Lines with the word "JSON" are the answer; copy each of them from the data below.

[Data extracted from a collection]
Segment Open

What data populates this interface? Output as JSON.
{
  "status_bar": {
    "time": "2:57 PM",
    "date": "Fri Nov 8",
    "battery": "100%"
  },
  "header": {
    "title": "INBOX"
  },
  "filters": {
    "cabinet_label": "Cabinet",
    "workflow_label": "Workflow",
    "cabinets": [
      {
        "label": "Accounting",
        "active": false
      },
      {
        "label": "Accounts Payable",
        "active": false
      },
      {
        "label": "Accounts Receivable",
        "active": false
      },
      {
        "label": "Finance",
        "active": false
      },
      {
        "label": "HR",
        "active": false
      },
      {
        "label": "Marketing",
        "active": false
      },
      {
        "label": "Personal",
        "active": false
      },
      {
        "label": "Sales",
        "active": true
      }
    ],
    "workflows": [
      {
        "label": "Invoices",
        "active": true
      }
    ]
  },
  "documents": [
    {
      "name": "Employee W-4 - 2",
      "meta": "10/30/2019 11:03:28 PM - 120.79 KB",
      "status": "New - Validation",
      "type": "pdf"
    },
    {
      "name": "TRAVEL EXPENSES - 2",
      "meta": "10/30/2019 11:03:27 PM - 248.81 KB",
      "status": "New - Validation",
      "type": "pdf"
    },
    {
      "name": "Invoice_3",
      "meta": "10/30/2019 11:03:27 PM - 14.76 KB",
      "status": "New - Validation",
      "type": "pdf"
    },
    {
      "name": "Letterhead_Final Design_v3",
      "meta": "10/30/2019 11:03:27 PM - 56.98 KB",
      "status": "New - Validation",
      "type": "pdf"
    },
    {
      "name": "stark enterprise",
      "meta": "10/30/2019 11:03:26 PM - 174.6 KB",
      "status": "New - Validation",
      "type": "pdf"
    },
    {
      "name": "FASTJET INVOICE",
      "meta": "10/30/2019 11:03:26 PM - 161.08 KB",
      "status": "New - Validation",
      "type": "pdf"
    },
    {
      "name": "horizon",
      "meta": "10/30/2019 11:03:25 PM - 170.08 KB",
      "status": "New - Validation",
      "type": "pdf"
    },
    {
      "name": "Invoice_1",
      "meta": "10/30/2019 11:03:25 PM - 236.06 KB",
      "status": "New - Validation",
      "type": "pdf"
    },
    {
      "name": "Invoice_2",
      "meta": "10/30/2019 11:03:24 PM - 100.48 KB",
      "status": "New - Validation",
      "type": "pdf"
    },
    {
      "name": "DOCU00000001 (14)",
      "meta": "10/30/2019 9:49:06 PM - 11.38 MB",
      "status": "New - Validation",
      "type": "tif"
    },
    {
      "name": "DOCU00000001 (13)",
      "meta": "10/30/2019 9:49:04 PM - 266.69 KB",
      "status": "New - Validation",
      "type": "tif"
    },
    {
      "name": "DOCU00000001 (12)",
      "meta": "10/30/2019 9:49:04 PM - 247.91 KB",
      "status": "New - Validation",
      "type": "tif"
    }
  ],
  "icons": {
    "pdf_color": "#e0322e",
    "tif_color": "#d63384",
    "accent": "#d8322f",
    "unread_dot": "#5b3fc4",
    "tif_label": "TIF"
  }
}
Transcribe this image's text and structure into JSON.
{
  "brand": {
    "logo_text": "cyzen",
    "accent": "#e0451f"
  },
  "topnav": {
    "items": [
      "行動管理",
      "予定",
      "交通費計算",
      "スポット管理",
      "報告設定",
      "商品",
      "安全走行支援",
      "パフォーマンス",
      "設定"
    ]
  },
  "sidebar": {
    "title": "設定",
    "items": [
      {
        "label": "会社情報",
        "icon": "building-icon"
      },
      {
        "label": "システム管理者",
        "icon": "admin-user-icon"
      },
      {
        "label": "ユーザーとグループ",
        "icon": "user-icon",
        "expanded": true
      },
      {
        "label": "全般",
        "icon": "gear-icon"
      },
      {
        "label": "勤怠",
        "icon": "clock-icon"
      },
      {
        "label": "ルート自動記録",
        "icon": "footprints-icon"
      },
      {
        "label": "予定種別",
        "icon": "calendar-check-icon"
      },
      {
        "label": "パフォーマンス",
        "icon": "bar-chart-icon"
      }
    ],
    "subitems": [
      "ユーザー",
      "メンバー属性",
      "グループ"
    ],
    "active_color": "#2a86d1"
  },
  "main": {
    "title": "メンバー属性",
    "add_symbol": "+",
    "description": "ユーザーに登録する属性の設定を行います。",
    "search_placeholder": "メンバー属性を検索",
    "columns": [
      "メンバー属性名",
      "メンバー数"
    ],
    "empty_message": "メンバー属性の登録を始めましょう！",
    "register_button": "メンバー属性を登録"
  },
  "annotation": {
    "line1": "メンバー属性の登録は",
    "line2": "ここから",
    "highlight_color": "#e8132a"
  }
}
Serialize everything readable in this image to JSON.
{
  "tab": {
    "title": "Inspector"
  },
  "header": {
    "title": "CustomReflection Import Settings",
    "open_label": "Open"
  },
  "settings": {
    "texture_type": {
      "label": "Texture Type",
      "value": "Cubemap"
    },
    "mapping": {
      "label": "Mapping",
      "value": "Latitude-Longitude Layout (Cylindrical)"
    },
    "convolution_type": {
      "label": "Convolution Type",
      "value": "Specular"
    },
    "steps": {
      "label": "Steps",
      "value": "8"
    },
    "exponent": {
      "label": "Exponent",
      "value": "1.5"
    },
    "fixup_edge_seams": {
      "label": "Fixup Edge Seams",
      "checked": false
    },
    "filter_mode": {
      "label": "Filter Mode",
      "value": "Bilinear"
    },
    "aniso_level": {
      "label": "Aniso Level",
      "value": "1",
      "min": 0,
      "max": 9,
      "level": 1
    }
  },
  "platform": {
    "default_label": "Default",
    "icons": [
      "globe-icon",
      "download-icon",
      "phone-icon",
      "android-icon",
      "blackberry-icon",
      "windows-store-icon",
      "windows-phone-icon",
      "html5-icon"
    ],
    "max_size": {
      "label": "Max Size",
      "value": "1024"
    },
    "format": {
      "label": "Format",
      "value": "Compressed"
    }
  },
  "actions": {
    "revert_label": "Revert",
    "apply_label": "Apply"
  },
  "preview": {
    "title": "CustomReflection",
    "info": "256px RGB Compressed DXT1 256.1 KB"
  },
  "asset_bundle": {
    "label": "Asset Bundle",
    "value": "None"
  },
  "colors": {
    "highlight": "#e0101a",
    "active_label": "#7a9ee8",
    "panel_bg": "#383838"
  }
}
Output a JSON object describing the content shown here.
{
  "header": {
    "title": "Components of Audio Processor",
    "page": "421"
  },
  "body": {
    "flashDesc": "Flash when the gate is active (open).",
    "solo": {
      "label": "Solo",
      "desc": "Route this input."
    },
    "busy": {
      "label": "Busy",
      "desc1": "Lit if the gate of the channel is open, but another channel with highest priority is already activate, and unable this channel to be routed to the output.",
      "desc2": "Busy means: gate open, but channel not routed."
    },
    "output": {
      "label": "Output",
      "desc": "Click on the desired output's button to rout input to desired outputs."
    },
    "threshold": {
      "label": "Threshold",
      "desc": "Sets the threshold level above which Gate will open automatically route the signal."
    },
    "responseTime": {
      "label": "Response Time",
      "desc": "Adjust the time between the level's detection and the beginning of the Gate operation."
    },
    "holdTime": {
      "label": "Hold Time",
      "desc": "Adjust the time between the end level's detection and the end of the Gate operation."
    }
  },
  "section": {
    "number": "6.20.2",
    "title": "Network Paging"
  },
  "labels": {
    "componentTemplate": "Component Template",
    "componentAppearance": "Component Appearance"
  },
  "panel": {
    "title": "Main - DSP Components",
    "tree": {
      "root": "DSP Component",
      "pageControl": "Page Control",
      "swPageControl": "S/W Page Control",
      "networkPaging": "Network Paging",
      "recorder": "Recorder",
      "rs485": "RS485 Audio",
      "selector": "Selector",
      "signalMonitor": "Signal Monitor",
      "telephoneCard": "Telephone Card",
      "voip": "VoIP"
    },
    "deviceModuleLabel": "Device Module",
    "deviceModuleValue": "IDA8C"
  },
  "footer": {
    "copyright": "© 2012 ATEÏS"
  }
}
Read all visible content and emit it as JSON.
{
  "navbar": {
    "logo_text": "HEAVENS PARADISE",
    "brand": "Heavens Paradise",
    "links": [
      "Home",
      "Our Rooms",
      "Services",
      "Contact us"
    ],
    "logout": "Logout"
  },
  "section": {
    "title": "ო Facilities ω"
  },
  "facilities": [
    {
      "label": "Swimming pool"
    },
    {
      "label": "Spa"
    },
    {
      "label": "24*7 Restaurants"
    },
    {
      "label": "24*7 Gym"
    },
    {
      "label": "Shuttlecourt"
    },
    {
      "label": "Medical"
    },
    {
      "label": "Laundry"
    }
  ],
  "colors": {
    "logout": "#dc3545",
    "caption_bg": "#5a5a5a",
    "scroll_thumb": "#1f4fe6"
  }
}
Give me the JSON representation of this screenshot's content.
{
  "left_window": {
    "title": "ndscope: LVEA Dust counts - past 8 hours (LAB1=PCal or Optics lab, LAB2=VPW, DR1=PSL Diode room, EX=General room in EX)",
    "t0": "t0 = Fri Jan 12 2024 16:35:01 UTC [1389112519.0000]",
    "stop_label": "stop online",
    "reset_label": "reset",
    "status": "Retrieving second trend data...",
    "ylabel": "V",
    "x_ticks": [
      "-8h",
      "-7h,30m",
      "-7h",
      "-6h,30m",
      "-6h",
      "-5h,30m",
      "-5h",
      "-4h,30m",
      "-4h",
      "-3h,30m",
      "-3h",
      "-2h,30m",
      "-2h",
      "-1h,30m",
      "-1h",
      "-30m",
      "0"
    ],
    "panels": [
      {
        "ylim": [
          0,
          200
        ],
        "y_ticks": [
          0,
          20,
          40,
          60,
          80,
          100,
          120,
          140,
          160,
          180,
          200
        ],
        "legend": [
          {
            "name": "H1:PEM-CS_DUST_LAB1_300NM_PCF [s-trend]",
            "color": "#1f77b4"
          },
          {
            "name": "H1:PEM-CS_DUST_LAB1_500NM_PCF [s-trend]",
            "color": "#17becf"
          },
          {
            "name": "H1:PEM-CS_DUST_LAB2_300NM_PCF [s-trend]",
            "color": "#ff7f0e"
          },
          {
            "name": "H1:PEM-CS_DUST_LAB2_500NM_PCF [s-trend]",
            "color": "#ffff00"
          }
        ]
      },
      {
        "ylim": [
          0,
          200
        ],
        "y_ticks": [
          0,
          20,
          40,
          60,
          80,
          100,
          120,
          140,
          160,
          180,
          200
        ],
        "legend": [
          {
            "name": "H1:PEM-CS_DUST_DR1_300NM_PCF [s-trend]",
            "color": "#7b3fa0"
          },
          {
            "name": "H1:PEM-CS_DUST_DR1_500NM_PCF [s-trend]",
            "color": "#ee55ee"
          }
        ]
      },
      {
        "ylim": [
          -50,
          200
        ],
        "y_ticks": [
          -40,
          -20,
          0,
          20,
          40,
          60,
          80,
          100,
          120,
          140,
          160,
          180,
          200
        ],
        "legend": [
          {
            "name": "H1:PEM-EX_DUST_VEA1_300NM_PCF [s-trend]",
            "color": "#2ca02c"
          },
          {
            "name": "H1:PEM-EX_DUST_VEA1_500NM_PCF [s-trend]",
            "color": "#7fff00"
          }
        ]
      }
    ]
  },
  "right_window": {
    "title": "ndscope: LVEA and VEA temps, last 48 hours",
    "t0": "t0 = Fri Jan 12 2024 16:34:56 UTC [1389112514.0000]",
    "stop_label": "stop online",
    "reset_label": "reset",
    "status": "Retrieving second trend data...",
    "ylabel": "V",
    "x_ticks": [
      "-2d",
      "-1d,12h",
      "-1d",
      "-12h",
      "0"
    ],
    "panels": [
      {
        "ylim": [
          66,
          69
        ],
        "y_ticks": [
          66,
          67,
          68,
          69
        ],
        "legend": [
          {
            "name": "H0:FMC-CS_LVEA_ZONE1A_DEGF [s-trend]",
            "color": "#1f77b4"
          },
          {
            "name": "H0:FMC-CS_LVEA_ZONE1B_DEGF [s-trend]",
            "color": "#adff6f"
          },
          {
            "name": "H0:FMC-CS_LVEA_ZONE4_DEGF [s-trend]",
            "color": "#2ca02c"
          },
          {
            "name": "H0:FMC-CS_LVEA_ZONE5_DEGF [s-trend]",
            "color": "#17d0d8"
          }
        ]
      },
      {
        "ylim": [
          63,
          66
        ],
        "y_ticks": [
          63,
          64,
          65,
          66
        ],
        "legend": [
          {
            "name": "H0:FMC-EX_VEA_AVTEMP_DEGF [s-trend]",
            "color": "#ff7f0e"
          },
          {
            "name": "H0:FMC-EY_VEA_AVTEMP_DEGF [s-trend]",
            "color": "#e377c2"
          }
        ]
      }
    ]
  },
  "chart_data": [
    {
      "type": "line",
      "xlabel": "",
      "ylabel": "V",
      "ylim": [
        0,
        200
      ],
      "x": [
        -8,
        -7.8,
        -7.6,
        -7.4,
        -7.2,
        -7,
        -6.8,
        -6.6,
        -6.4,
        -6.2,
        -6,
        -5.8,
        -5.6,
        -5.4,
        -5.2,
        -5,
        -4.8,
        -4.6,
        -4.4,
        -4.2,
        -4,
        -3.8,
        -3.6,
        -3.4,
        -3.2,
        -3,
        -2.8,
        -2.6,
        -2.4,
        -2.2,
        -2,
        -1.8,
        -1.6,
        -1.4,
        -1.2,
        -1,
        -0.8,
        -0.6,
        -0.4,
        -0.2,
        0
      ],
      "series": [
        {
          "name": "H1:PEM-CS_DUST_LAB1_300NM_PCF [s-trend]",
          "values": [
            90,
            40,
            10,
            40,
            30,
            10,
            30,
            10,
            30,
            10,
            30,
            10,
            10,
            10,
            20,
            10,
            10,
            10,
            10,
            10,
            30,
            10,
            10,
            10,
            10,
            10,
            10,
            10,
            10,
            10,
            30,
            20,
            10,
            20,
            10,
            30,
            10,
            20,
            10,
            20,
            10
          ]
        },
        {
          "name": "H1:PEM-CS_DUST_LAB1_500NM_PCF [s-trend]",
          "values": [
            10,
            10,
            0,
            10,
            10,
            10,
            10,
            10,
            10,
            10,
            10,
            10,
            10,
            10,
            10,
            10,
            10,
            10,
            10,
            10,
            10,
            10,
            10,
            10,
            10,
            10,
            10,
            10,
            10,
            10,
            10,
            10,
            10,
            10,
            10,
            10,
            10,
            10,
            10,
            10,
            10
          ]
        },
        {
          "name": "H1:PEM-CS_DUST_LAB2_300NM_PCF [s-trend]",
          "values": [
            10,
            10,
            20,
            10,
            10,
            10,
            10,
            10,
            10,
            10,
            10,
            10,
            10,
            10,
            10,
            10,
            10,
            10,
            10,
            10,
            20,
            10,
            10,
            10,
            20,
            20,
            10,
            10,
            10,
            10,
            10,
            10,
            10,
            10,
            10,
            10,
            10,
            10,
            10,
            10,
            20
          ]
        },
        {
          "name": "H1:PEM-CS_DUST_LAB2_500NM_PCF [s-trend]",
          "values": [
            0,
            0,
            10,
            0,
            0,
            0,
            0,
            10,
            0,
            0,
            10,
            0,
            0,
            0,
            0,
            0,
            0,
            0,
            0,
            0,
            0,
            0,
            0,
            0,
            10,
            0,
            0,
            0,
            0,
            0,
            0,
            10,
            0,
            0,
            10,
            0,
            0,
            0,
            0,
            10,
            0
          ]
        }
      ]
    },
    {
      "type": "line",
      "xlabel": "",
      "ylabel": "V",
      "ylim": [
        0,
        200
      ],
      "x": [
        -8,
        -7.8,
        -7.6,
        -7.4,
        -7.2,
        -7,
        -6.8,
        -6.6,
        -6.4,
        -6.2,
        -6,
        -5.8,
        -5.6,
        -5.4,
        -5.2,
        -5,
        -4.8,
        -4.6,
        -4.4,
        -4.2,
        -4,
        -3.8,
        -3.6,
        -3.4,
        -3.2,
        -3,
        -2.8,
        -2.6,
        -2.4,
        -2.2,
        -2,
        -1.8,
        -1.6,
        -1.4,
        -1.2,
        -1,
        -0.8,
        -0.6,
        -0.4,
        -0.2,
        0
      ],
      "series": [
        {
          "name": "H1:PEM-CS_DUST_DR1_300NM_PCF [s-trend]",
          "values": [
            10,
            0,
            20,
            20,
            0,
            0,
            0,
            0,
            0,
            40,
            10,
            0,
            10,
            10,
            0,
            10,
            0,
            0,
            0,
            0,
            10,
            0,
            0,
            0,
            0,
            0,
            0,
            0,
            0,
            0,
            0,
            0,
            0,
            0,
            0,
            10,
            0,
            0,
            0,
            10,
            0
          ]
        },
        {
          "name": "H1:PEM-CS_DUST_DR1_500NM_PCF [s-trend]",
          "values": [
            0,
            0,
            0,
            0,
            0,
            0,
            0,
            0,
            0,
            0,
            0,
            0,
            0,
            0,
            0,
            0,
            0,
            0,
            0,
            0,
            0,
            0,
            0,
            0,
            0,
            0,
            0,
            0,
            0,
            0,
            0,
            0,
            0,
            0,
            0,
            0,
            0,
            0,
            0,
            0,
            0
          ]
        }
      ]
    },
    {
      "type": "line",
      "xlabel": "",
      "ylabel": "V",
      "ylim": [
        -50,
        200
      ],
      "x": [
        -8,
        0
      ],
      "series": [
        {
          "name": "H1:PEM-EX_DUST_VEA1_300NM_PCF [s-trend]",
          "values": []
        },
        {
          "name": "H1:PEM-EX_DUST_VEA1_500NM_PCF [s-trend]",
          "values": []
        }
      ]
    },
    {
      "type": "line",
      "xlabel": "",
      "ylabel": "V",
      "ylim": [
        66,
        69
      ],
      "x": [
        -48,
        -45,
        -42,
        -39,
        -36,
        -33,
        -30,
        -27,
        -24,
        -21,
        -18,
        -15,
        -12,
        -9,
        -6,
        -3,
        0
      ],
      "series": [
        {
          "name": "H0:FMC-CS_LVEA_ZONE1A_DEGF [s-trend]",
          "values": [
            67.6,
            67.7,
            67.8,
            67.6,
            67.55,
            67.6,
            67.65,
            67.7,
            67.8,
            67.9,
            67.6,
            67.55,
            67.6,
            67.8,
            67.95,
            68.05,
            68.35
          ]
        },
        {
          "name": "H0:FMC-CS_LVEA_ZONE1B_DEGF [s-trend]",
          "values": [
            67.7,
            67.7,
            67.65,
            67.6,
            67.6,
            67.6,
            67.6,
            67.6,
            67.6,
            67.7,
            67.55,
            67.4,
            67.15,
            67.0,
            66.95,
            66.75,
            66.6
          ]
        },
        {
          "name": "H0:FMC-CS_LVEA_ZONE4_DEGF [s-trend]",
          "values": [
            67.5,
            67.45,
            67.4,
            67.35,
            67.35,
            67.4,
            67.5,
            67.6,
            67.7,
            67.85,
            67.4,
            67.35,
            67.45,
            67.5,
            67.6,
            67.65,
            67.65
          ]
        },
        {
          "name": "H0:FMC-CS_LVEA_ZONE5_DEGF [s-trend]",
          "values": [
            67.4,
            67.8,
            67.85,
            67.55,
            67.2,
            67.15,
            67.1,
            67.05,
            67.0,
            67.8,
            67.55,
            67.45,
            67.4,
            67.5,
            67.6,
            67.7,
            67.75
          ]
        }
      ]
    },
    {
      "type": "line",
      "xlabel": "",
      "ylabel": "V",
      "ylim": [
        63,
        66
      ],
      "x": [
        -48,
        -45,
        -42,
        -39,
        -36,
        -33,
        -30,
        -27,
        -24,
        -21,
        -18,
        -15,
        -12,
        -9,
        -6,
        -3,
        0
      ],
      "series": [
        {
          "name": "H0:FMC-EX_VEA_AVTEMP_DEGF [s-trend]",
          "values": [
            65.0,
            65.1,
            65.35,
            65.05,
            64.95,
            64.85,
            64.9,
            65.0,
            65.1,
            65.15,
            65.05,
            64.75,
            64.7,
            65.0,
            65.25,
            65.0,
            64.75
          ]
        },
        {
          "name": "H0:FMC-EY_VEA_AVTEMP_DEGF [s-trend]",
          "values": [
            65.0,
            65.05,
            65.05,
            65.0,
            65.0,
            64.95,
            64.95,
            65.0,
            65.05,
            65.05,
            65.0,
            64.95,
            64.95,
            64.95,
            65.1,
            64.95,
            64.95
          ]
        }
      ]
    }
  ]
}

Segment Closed

● Output of the task:
What data populates this interface? Output as JSON.
Transcribe this image's text and structure into JSON.
Serialize everything readable in this image to JSON.
Output a JSON object describing the content shown here.
Read all visible content and emit it as JSON.
Give me the JSON representation of this screenshot's content.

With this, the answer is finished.